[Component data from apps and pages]

▼

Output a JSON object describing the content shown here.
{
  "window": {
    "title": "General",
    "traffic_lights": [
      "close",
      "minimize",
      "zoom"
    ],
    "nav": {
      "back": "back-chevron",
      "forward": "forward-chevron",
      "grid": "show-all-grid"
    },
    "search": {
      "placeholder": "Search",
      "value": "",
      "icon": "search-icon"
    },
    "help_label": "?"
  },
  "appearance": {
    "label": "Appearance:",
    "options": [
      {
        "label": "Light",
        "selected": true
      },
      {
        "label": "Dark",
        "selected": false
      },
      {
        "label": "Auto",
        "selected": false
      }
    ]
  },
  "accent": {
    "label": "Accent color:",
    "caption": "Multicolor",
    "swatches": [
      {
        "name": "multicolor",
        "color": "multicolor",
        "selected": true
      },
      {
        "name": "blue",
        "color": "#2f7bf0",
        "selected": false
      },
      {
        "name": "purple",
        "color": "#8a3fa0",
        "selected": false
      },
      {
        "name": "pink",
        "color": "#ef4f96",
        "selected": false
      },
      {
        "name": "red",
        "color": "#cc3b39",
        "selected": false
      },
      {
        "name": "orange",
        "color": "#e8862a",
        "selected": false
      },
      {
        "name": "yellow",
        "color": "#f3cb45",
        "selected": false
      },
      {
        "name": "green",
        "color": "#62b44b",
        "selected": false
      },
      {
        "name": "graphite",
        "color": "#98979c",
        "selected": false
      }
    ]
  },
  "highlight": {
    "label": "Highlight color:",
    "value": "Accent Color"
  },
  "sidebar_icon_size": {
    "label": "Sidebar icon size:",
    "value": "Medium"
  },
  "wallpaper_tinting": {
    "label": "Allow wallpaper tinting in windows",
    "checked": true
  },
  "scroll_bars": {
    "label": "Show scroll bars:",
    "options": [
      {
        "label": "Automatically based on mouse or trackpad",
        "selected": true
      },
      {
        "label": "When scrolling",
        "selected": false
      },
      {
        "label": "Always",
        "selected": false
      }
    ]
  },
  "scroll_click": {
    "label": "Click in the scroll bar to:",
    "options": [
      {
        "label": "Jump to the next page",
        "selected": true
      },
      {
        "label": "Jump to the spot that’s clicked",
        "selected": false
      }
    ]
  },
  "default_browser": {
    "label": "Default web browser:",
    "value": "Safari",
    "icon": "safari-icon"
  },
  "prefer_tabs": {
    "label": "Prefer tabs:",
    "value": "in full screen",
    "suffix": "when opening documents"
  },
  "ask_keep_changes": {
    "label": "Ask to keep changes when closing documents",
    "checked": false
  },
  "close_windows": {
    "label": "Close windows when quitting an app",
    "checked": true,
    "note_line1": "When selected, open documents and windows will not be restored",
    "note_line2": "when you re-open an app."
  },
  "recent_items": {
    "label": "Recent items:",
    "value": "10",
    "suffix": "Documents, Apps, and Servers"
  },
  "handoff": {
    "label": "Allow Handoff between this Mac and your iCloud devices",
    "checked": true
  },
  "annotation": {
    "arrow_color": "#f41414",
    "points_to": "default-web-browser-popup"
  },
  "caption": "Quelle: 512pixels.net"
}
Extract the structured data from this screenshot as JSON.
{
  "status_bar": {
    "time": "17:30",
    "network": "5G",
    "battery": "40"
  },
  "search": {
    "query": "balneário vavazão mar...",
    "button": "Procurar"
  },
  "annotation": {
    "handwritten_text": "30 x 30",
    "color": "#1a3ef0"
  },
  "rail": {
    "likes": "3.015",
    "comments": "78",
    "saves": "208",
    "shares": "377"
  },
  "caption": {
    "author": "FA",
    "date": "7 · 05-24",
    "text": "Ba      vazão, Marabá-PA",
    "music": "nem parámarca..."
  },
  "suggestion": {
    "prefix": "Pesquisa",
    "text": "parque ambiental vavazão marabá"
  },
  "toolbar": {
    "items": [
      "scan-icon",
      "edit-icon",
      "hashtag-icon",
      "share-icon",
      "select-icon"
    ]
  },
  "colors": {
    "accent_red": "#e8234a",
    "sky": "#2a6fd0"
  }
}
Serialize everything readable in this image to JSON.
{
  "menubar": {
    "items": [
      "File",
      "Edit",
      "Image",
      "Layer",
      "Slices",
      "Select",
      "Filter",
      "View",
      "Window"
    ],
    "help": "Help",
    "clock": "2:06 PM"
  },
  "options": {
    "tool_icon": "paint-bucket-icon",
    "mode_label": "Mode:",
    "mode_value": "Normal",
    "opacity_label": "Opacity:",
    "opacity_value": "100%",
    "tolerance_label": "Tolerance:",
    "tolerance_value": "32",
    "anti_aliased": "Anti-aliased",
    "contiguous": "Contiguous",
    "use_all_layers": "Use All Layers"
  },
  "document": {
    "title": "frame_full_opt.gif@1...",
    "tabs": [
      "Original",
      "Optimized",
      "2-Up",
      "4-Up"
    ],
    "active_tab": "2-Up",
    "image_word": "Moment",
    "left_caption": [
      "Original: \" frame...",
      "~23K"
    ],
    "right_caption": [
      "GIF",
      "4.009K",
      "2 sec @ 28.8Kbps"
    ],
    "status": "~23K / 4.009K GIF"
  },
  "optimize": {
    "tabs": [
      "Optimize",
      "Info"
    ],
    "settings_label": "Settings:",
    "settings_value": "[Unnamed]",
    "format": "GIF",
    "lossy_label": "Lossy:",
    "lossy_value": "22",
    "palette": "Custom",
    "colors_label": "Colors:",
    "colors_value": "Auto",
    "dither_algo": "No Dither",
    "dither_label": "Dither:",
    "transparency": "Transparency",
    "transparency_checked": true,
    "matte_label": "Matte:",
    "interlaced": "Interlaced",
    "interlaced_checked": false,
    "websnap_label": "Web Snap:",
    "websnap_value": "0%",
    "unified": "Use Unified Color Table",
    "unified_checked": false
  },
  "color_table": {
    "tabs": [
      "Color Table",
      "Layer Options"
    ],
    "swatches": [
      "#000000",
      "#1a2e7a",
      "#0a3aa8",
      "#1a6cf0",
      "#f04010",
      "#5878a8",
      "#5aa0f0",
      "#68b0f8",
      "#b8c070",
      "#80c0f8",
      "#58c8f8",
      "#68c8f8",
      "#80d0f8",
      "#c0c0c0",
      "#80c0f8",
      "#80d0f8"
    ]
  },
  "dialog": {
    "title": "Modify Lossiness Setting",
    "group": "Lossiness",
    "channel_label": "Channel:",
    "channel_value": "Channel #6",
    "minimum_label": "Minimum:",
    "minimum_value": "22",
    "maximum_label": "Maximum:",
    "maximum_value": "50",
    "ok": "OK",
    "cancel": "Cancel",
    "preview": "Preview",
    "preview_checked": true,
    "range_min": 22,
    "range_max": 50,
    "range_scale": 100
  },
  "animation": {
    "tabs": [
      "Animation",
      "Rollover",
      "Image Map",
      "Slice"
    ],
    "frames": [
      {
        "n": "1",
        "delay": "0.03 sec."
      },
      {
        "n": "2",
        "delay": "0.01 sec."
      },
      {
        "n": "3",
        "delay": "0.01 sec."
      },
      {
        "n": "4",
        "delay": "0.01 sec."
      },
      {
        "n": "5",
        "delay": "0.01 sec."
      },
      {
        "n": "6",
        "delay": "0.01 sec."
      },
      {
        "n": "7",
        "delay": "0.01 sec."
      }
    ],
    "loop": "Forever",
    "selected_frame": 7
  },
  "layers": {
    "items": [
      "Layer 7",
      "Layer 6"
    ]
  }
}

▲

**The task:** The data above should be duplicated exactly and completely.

**Task solution:**
Output a JSON object describing the content shown here.
{
  "window": {
    "title": "General",
    "traffic_lights": [
      "close",
      "minimize",
      "zoom"
    ],
    "nav": {
      "back": "back-chevron",
      "forward": "forward-chevron",
      "grid": "show-all-grid"
    },
    "search": {
      "placeholder": "Search",
      "value": "",
      "icon": "search-icon"
    },
    "help_label": "?"
  },
  "appearance": {
    "label": "Appearance:",
    "options": [
      {
        "label": "Light",
        "selected": true
      },
      {
        "label": "Dark",
        "selected": false
      },
      {
        "label": "Auto",
        "selected": false
      }
    ]
  },
  "accent": {
    "label": "Accent color:",
    "caption": "Multicolor",
    "swatches": [
      {
        "name": "multicolor",
        "color": "multicolor",
        "selected": true
      },
      {
        "name": "blue",
        "color": "#2f7bf0",
        "selected": false
      },
      {
        "name": "purple",
        "color": "#8a3fa0",
        "selected": false
      },
      {
        "name": "pink",
        "color": "#ef4f96",
        "selected": false
      },
      {
        "name": "red",
        "color": "#cc3b39",
        "selected": false
      },
      {
        "name": "orange",
        "color": "#e8862a",
        "selected": false
      },
      {
        "name": "yellow",
        "color": "#f3cb45",
        "selected": false
      },
      {
        "name": "green",
        "color": "#62b44b",
        "selected": false
      },
      {
        "name": "graphite",
        "color": "#98979c",
        "selected": false
      }
    ]
  },
  "highlight": {
    "label": "Highlight color:",
    "value": "Accent Color"
  },
  "sidebar_icon_size": {
    "label": "Sidebar icon size:",
    "value": "Medium"
  },
  "wallpaper_tinting": {
    "label": "Allow wallpaper tinting in windows",
    "checked": true
  },
  "scroll_bars": {
    "label": "Show scroll bars:",
    "options": [
      {
        "label": "Automatically based on mouse or trackpad",
        "selected": true
      },
      {
        "label": "When scrolling",
        "selected": false
      },
      {
        "label": "Always",
        "selected": false
      }
    ]
  },
  "scroll_click": {
    "label": "Click in the scroll bar to:",
    "options": [
      {
        "label": "Jump to the next page",
        "selected": true
      },
      {
        "label": "Jump to the spot that’s clicked",
        "selected": false
      }
    ]
  },
  "default_browser": {
    "label": "Default web browser:",
    "value": "Safari",
    "icon": "safari-icon"
  },
  "prefer_tabs": {
    "label": "Prefer tabs:",
    "value": "in full screen",
    "suffix": "when opening documents"
  },
  "ask_keep_changes": {
    "label": "Ask to keep changes when closing documents",
    "checked": false
  },
  "close_windows": {
    "label": "Close windows when quitting an app",
    "checked": true,
    "note_line1": "When selected, open documents and windows will not be restored",
    "note_line2": "when you re-open an app."
  },
  "recent_items": {
    "label": "Recent items:",
    "value": "10",
    "suffix": "Documents, Apps, and Servers"
  },
  "handoff": {
    "label": "Allow Handoff between this Mac and your iCloud devices",
    "checked": true
  },
  "annotation": {
    "arrow_color": "#f41414",
    "points_to": "default-web-browser-popup"
  },
  "caption": "Quelle: 512pixels.net"
}
Extract the structured data from this screenshot as JSON.
{
  "status_bar": {
    "time": "17:30",
    "network": "5G",
    "battery": "40"
  },
  "search": {
    "query": "balneário vavazão mar...",
    "button": "Procurar"
  },
  "annotation": {
    "handwritten_text": "30 x 30",
    "color": "#1a3ef0"
  },
  "rail": {
    "likes": "3.015",
    "comments": "78",
    "saves": "208",
    "shares": "377"
  },
  "caption": {
    "author": "FA",
    "date": "7 · 05-24",
    "text": "Ba      vazão, Marabá-PA",
    "music": "nem parámarca..."
  },
  "suggestion": {
    "prefix": "Pesquisa",
    "text": "parque ambiental vavazão marabá"
  },
  "toolbar": {
    "items": [
      "scan-icon",
      "edit-icon",
      "hashtag-icon",
      "share-icon",
      "select-icon"
    ]
  },
  "colors": {
    "accent_red": "#e8234a",
    "sky": "#2a6fd0"
  }
}
Serialize everything readable in this image to JSON.
{
  "menubar": {
    "items": [
      "File",
      "Edit",
      "Image",
      "Layer",
      "Slices",
      "Select",
      "Filter",
      "View",
      "Window"
    ],
    "help": "Help",
    "clock": "2:06 PM"
  },
  "options": {
    "tool_icon": "paint-bucket-icon",
    "mode_label": "Mode:",
    "mode_value": "Normal",
    "opacity_label": "Opacity:",
    "opacity_value": "100%",
    "tolerance_label": "Tolerance:",
    "tolerance_value": "32",
    "anti_aliased": "Anti-aliased",
    "contiguous": "Contiguous",
    "use_all_layers": "Use All Layers"
  },
  "document": {
    "title": "frame_full_opt.gif@1...",
    "tabs": [
      "Original",
      "Optimized",
      "2-Up",
      "4-Up"
    ],
    "active_tab": "2-Up",
    "image_word": "Moment",
    "left_caption": [
      "Original: \" frame...",
      "~23K"
    ],
    "right_caption": [
      "GIF",
      "4.009K",
      "2 sec @ 28.8Kbps"
    ],
    "status": "~23K / 4.009K GIF"
  },
  "optimize": {
    "tabs": [
      "Optimize",
      "Info"
    ],
    "settings_label": "Settings:",
    "settings_value": "[Unnamed]",
    "format": "GIF",
    "lossy_label": "Lossy:",
    "lossy_value": "22",
    "palette": "Custom",
    "colors_label": "Colors:",
    "colors_value": "Auto",
    "dither_algo": "No Dither",
    "dither_label": "Dither:",
    "transparency": "Transparency",
    "transparency_checked": true,
    "matte_label": "Matte:",
    "interlaced": "Interlaced",
    "interlaced_checked": false,
    "websnap_label": "Web Snap:",
    "websnap_value": "0%",
    "unified": "Use Unified Color Table",
    "unified_checked": false
  },
  "color_table": {
    "tabs": [
      "Color Table",
      "Layer Options"
    ],
    "swatches": [
      "#000000",
      "#1a2e7a",
      "#0a3aa8",
      "#1a6cf0",
      "#f04010",
      "#5878a8",
      "#5aa0f0",
      "#68b0f8",
      "#b8c070",
      "#80c0f8",
      "#58c8f8",
      "#68c8f8",
      "#80d0f8",
      "#c0c0c0",
      "#80c0f8",
      "#80d0f8"
    ]
  },
  "dialog": {
    "title": "Modify Lossiness Setting",
    "group": "Lossiness",
    "channel_label": "Channel:",
    "channel_value": "Channel #6",
    "minimum_label": "Minimum:",
    "minimum_value": "22",
    "maximum_label": "Maximum:",
    "maximum_value": "50",
    "ok": "OK",
    "cancel": "Cancel",
    "preview": "Preview",
    "preview_checked": true,
    "range_min": 22,
    "range_max": 50,
    "range_scale": 100
  },
  "animation": {
    "tabs": [
      "Animation",
      "Rollover",
      "Image Map",
      "Slice"
    ],
    "frames": [
      {
        "n": "1",
        "delay": "0.03 sec."
      },
      {
        "n": "2",
        "delay": "0.01 sec."
      },
      {
        "n": "3",
        "delay": "0.01 sec."
      },
      {
        "n": "4",
        "delay": "0.01 sec."
      },
      {
        "n": "5",
        "delay": "0.01 sec."
      },
      {
        "n": "6",
        "delay": "0.01 sec."
      },
      {
        "n": "7",
        "delay": "0.01 sec."
      }
    ],
    "loop": "Forever",
    "selected_frame": 7
  },
  "layers": {
    "items": [
      "Layer 7",
      "Layer 6"
    ]
  }
}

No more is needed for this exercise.